Work instruction – Each record listed below is to be output exactly as written.

----- Information supplied -----

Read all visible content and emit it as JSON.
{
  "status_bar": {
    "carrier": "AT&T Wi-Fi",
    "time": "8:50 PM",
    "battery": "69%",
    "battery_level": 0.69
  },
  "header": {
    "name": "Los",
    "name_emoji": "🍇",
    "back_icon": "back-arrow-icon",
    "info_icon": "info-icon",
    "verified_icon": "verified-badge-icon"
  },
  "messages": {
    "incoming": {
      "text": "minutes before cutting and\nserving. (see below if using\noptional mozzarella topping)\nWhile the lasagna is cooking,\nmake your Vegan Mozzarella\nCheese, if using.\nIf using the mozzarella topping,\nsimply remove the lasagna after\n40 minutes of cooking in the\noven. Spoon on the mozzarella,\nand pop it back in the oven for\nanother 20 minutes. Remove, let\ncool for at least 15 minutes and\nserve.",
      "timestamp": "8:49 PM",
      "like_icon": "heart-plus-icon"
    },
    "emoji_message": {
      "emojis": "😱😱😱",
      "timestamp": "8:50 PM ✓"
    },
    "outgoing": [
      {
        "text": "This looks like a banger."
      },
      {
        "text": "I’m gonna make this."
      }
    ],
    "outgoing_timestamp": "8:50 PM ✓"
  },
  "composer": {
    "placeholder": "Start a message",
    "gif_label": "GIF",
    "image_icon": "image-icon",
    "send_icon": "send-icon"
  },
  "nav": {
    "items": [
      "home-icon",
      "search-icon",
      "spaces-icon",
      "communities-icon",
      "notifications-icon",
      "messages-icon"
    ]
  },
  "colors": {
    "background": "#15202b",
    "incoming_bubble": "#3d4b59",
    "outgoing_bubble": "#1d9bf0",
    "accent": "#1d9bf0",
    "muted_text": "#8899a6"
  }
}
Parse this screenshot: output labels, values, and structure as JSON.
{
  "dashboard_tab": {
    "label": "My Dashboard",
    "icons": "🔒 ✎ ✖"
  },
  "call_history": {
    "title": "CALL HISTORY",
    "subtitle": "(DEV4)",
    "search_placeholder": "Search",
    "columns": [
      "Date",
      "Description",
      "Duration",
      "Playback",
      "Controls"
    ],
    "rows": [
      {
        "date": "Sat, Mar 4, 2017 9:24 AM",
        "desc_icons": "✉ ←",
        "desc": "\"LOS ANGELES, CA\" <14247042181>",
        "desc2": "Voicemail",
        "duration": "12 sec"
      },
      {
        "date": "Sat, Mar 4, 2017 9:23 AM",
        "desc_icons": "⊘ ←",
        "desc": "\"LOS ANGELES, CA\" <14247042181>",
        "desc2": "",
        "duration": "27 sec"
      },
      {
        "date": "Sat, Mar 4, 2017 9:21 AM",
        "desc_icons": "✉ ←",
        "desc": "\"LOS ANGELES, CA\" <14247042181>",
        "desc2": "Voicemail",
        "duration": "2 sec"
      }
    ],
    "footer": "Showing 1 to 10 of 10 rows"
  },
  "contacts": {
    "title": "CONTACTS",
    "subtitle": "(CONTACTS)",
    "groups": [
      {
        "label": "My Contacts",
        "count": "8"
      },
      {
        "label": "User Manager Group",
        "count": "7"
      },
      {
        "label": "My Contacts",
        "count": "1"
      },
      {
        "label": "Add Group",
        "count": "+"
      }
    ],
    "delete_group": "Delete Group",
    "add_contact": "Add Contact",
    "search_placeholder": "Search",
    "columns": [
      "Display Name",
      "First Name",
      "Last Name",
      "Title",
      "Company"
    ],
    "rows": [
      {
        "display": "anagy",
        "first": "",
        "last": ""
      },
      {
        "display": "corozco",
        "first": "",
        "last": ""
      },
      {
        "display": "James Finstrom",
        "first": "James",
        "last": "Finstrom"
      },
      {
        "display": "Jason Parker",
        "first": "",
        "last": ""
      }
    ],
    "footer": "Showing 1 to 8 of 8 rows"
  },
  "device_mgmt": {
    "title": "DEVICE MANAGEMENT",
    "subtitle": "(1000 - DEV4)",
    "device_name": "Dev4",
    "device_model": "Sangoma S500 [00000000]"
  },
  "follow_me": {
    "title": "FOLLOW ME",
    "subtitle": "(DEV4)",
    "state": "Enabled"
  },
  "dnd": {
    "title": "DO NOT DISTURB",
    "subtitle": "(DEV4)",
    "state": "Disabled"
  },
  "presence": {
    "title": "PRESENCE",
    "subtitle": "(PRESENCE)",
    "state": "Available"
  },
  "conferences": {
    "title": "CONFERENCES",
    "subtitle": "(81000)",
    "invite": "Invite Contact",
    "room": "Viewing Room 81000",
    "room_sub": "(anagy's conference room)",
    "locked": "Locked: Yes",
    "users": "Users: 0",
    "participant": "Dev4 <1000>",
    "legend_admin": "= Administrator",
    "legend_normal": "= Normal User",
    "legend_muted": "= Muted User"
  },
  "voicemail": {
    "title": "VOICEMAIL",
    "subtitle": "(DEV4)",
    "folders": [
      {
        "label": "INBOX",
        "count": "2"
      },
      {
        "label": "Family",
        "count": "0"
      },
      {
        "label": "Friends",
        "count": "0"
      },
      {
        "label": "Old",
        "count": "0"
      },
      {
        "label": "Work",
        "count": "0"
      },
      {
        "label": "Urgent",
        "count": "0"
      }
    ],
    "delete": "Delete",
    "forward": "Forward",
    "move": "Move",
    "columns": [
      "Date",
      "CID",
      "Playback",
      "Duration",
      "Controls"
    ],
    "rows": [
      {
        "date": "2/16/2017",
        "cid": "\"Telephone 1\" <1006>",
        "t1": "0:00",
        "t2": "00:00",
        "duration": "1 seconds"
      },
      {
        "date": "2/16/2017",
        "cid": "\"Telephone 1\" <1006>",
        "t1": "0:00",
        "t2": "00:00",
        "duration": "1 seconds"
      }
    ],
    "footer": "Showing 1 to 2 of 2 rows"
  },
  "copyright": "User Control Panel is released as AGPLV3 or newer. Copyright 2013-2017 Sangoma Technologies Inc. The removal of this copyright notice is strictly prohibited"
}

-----

Task answer –
Read all visible content and emit it as JSON.
{
  "status_bar": {
    "carrier": "AT&T Wi-Fi",
    "time": "8:50 PM",
    "battery": "69%",
    "battery_level": 0.69
  },
  "header": {
    "name": "Los",
    "name_emoji": "🍇",
    "back_icon": "back-arrow-icon",
    "info_icon": "info-icon",
    "verified_icon": "verified-badge-icon"
  },
  "messages": {
    "incoming": {
      "text": "minutes before cutting and\nserving. (see below if using\noptional mozzarella topping)\nWhile the lasagna is cooking,\nmake your Vegan Mozzarella\nCheese, if using.\nIf using the mozzarella topping,\nsimply remove the lasagna after\n40 minutes of cooking in the\noven. Spoon on the mozzarella,\nand pop it back in the oven for\nanother 20 minutes. Remove, let\ncool for at least 15 minutes and\nserve.",
      "timestamp": "8:49 PM",
      "like_icon": "heart-plus-icon"
    },
    "emoji_message": {
      "emojis": "😱😱😱",
      "timestamp": "8:50 PM ✓"
    },
    "outgoing": [
      {
        "text": "This looks like a banger."
      },
      {
        "text": "I’m gonna make this."
      }
    ],
    "outgoing_timestamp": "8:50 PM ✓"
  },
  "composer": {
    "placeholder": "Start a message",
    "gif_label": "GIF",
    "image_icon": "image-icon",
    "send_icon": "send-icon"
  },
  "nav": {
    "items": [
      "home-icon",
      "search-icon",
      "spaces-icon",
      "communities-icon",
      "notifications-icon",
      "messages-icon"
    ]
  },
  "colors": {
    "background": "#15202b",
    "incoming_bubble": "#3d4b59",
    "outgoing_bubble": "#1d9bf0",
    "accent": "#1d9bf0",
    "muted_text": "#8899a6"
  }
}
Parse this screenshot: output labels, values, and structure as JSON.
{
  "dashboard_tab": {
    "label": "My Dashboard",
    "icons": "🔒 ✎ ✖"
  },
  "call_history": {
    "title": "CALL HISTORY",
    "subtitle": "(DEV4)",
    "search_placeholder": "Search",
    "columns": [
      "Date",
      "Description",
      "Duration",
      "Playback",
      "Controls"
    ],
    "rows": [
      {
        "date": "Sat, Mar 4, 2017 9:24 AM",
        "desc_icons": "✉ ←",
        "desc": "\"LOS ANGELES, CA\" <14247042181>",
        "desc2": "Voicemail",
        "duration": "12 sec"
      },
      {
        "date": "Sat, Mar 4, 2017 9:23 AM",
        "desc_icons": "⊘ ←",
        "desc": "\"LOS ANGELES, CA\" <14247042181>",
        "desc2": "",
        "duration": "27 sec"
      },
      {
        "date": "Sat, Mar 4, 2017 9:21 AM",
        "desc_icons": "✉ ←",
        "desc": "\"LOS ANGELES, CA\" <14247042181>",
        "desc2": "Voicemail",
        "duration": "2 sec"
      }
    ],
    "footer": "Showing 1 to 10 of 10 rows"
  },
  "contacts": {
    "title": "CONTACTS",
    "subtitle": "(CONTACTS)",
    "groups": [
      {
        "label": "My Contacts",
        "count": "8"
      },
      {
        "label": "User Manager Group",
        "count": "7"
      },
      {
        "label": "My Contacts",
        "count": "1"
      },
      {
        "label": "Add Group",
        "count": "+"
      }
    ],
    "delete_group": "Delete Group",
    "add_contact": "Add Contact",
    "search_placeholder": "Search",
    "columns": [
      "Display Name",
      "First Name",
      "Last Name",
      "Title",
      "Company"
    ],
    "rows": [
      {
        "display": "anagy",
        "first": "",
        "last": ""
      },
      {
        "display": "corozco",
        "first": "",
        "last": ""
      },
      {
        "display": "James Finstrom",
        "first": "James",
        "last": "Finstrom"
      },
      {
        "display": "Jason Parker",
        "first": "",
        "last": ""
      }
    ],
    "footer": "Showing 1 to 8 of 8 rows"
  },
  "device_mgmt": {
    "title": "DEVICE MANAGEMENT",
    "subtitle": "(1000 - DEV4)",
    "device_name": "Dev4",
    "device_model": "Sangoma S500 [00000000]"
  },
  "follow_me": {
    "title": "FOLLOW ME",
    "subtitle": "(DEV4)",
    "state": "Enabled"
  },
  "dnd": {
    "title": "DO NOT DISTURB",
    "subtitle": "(DEV4)",
    "state": "Disabled"
  },
  "presence": {
    "title": "PRESENCE",
    "subtitle": "(PRESENCE)",
    "state": "Available"
  },
  "conferences": {
    "title": "CONFERENCES",
    "subtitle": "(81000)",
    "invite": "Invite Contact",
    "room": "Viewing Room 81000",
    "room_sub": "(anagy's conference room)",
    "locked": "Locked: Yes",
    "users": "Users: 0",
    "participant": "Dev4 <1000>",
    "legend_admin": "= Administrator",
    "legend_normal": "= Normal User",
    "legend_muted": "= Muted User"
  },
  "voicemail": {
    "title": "VOICEMAIL",
    "subtitle": "(DEV4)",
    "folders": [
      {
        "label": "INBOX",
        "count": "2"
      },
      {
        "label": "Family",
        "count": "0"
      },
      {
        "label": "Friends",
        "count": "0"
      },
      {
        "label": "Old",
        "count": "0"
      },
      {
        "label": "Work",
        "count": "0"
      },
      {
        "label": "Urgent",
        "count": "0"
      }
    ],
    "delete": "Delete",
    "forward": "Forward",
    "move": "Move",
    "columns": [
      "Date",
      "CID",
      "Playback",
      "Duration",
      "Controls"
    ],
    "rows": [
      {
        "date": "2/16/2017",
        "cid": "\"Telephone 1\" <1006>",
        "t1": "0:00",
        "t2": "00:00",
        "duration": "1 seconds"
      },
      {
        "date": "2/16/2017",
        "cid": "\"Telephone 1\" <1006>",
        "t1": "0:00",
        "t2": "00:00",
        "duration": "1 seconds"
      }
    ],
    "footer": "Showing 1 to 2 of 2 rows"
  },
  "copyright": "User Control Panel is released as AGPLV3 or newer. Copyright 2013-2017 Sangoma Technologies Inc. The removal of this copyright notice is strictly prohibited"
}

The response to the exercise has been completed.